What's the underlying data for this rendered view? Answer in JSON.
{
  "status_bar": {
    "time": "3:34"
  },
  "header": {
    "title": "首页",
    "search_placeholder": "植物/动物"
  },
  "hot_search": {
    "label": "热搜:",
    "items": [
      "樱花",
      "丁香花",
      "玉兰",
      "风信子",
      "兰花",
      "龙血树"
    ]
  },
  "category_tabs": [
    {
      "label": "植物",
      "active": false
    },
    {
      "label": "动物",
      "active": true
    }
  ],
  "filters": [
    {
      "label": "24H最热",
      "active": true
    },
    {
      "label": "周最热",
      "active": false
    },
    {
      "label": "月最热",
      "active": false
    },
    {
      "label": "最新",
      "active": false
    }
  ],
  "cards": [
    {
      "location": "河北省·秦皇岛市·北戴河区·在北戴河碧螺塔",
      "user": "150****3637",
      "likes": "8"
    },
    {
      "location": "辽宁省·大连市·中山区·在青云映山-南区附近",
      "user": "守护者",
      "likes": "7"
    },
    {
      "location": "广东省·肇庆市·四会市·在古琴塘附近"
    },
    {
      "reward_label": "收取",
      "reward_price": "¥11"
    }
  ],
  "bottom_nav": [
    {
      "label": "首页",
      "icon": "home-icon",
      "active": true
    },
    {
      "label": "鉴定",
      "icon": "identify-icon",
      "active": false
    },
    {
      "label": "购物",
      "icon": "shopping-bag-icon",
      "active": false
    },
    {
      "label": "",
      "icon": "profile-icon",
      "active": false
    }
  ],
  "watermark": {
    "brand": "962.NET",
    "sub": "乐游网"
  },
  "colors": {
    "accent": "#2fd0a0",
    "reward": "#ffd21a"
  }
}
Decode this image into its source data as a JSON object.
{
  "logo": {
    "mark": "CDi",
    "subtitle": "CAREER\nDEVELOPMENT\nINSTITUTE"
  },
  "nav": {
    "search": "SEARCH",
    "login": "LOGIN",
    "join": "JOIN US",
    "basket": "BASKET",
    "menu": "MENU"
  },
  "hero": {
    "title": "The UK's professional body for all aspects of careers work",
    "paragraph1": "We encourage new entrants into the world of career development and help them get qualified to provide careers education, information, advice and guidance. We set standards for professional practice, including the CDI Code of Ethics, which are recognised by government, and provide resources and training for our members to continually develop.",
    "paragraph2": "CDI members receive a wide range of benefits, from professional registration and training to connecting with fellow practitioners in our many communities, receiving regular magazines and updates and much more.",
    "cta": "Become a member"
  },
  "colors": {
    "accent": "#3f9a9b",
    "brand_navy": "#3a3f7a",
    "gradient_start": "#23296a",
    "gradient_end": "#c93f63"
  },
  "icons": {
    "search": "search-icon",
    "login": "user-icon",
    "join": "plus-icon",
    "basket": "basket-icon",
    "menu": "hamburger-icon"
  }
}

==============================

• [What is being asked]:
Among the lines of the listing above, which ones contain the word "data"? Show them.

• [Reply to the exercise]:
What's the underlying data for this rendered view? Answer in JSON.
Decode this image into its source data as a JSON object.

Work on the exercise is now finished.